Select all lines holding the word "true" from the entries that follow.
Segment Start: Stored data
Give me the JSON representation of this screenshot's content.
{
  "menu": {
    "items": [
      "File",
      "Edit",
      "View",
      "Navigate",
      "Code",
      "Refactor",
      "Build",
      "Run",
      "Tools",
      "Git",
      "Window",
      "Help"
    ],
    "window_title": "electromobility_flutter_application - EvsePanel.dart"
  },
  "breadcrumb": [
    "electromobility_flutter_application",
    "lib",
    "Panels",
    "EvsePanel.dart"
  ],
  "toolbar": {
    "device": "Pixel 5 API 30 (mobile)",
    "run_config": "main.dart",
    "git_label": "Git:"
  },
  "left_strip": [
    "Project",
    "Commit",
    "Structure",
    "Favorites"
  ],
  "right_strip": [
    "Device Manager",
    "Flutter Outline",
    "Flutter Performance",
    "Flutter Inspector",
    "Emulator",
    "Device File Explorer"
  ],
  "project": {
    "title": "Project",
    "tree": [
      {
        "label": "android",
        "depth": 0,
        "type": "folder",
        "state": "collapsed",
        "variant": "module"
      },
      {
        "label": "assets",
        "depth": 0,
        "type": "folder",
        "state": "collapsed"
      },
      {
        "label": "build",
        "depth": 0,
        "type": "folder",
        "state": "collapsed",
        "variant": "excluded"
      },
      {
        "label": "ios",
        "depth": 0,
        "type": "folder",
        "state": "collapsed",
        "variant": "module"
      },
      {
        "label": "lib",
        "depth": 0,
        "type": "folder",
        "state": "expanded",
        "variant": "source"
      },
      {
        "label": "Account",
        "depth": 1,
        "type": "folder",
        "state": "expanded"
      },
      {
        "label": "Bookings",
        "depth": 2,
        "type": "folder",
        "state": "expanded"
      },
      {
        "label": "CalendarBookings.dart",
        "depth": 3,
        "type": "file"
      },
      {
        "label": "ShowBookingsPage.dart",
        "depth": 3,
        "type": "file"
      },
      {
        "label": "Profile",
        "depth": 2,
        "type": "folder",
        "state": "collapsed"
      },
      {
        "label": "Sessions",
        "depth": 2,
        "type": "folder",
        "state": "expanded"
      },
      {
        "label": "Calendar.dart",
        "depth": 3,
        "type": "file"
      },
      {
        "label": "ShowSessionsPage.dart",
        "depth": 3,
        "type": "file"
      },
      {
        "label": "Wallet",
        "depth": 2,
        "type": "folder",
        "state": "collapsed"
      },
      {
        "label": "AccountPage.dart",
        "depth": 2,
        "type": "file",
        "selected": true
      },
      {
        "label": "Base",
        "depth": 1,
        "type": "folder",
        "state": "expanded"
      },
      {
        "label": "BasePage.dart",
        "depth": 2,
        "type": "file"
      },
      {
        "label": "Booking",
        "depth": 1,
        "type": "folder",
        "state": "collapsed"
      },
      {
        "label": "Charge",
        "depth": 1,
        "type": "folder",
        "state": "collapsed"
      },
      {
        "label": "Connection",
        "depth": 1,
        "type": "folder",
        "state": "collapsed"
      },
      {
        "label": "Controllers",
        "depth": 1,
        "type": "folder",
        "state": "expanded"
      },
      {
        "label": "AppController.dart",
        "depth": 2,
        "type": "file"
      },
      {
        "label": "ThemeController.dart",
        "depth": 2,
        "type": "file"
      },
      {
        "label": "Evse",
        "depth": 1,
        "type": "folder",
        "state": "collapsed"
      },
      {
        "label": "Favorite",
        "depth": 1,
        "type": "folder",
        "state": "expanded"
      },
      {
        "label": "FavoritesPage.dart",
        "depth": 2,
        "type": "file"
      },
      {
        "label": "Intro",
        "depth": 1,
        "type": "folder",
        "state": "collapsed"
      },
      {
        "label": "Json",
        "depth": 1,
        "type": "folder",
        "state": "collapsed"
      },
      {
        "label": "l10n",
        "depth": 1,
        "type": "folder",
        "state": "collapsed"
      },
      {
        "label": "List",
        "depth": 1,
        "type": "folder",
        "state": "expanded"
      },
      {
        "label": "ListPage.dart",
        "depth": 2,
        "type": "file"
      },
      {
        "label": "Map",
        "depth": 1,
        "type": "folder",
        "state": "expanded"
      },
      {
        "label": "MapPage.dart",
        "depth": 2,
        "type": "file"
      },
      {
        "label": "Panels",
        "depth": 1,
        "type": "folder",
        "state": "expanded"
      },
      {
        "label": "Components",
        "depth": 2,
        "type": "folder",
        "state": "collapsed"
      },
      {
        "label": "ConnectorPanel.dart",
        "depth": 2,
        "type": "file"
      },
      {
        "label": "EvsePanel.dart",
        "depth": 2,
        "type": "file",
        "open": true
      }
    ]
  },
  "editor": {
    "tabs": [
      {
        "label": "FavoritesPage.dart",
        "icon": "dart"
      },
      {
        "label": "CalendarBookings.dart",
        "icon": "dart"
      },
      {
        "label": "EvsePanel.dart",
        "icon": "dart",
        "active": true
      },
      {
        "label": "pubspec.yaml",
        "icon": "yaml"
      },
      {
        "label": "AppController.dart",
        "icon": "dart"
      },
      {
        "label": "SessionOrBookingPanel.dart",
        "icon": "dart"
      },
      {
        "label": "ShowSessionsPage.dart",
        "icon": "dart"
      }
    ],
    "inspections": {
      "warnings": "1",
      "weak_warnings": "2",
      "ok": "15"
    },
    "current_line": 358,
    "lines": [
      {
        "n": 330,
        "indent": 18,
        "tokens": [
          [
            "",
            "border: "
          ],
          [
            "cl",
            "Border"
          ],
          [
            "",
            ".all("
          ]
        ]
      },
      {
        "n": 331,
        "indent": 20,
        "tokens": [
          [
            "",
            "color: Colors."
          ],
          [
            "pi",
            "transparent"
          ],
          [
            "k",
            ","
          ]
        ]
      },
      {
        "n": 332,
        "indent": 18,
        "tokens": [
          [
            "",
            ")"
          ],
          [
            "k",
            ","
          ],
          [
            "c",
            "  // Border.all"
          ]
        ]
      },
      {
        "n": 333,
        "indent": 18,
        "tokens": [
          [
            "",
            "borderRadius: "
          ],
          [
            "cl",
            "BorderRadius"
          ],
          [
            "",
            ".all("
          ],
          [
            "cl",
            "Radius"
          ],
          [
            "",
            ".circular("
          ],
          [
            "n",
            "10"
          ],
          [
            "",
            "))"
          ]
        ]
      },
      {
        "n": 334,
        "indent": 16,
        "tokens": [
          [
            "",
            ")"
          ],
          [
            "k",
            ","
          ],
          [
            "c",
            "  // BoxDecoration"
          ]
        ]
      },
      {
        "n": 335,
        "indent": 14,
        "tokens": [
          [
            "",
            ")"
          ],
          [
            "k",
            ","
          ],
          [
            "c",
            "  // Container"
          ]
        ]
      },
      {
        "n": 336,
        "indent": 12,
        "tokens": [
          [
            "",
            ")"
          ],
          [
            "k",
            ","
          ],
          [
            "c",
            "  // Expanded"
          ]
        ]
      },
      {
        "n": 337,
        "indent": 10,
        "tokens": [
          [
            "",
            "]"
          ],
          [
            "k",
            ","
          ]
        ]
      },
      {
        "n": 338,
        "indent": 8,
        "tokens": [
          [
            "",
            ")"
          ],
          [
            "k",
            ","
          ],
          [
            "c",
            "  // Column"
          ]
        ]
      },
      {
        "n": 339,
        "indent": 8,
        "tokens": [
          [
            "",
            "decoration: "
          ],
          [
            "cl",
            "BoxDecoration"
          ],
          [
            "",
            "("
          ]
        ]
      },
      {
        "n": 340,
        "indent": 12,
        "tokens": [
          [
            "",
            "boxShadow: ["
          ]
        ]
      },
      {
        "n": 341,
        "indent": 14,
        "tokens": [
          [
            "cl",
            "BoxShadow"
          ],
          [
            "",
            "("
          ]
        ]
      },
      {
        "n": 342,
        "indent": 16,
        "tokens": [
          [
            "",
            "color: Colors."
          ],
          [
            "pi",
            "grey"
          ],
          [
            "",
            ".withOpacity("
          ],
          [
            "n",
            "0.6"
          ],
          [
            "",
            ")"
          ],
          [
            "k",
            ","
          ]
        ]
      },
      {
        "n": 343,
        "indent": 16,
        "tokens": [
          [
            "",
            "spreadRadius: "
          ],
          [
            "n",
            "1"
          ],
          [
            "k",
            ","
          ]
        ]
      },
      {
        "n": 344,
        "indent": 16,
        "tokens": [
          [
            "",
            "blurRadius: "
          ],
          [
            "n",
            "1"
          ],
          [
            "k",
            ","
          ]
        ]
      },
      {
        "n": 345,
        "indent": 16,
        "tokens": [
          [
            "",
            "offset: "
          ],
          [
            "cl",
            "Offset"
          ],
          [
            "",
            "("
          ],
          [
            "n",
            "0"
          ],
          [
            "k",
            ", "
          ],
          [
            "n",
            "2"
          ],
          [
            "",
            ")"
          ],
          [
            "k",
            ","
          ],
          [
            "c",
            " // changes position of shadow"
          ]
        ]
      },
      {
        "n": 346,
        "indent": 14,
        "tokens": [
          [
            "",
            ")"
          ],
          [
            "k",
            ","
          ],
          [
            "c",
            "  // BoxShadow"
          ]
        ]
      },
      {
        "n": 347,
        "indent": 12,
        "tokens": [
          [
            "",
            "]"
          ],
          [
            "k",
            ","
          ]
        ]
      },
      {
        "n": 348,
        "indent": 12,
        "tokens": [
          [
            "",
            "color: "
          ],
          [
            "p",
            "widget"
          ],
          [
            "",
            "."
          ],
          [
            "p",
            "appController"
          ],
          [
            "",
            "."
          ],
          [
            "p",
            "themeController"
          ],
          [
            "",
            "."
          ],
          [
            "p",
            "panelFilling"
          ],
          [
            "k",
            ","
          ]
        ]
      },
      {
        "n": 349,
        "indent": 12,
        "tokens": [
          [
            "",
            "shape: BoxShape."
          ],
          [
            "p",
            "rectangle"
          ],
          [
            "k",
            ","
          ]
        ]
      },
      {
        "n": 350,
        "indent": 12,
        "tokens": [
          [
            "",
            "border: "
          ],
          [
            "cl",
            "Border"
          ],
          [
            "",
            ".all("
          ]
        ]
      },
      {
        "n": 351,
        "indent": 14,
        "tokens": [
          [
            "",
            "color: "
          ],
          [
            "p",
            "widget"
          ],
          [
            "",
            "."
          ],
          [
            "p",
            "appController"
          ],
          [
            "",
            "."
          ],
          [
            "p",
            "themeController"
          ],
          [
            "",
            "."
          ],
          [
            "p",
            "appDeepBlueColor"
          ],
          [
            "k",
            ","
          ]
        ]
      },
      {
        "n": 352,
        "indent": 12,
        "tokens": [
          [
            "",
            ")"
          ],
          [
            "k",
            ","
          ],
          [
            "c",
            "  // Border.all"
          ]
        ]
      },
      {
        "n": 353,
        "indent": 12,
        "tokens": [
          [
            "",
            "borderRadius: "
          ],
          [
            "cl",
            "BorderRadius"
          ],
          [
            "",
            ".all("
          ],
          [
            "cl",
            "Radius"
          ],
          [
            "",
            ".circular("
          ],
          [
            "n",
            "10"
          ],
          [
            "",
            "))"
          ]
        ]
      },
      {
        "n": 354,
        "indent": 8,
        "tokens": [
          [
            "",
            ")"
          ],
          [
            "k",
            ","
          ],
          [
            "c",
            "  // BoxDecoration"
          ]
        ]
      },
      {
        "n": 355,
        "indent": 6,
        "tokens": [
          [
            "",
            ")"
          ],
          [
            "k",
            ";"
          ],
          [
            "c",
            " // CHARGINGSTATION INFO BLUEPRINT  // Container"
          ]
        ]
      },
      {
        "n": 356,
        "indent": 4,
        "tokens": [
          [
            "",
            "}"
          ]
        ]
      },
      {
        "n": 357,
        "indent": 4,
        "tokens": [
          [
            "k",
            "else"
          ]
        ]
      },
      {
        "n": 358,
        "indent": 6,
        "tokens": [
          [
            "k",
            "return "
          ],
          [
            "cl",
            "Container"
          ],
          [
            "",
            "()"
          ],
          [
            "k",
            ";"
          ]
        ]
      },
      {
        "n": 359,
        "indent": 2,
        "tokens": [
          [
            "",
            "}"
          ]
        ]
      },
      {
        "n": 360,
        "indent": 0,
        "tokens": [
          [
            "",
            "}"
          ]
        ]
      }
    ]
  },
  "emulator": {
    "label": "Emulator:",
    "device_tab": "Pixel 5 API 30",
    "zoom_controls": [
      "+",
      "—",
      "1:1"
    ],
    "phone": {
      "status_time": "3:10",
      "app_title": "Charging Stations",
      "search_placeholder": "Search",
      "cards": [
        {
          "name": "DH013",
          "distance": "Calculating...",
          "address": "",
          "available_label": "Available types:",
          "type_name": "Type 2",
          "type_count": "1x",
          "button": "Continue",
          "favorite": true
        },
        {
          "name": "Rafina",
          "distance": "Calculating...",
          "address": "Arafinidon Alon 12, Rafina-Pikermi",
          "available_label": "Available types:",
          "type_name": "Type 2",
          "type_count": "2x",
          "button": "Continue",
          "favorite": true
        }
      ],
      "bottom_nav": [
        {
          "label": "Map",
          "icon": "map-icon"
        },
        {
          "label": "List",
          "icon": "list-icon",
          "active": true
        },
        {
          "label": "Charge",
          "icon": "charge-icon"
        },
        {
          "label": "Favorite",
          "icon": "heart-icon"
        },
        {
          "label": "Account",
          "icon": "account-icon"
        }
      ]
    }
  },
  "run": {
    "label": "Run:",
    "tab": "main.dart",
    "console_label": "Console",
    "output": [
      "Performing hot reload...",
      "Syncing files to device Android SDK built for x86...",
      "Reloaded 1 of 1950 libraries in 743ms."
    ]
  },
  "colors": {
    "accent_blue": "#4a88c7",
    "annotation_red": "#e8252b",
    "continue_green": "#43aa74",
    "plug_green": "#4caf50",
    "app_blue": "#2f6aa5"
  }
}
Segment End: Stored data
• Solution to this task:
        "selected": true
        "open": true
        "active": true
          "favorite": true
          "favorite": true
          "active": true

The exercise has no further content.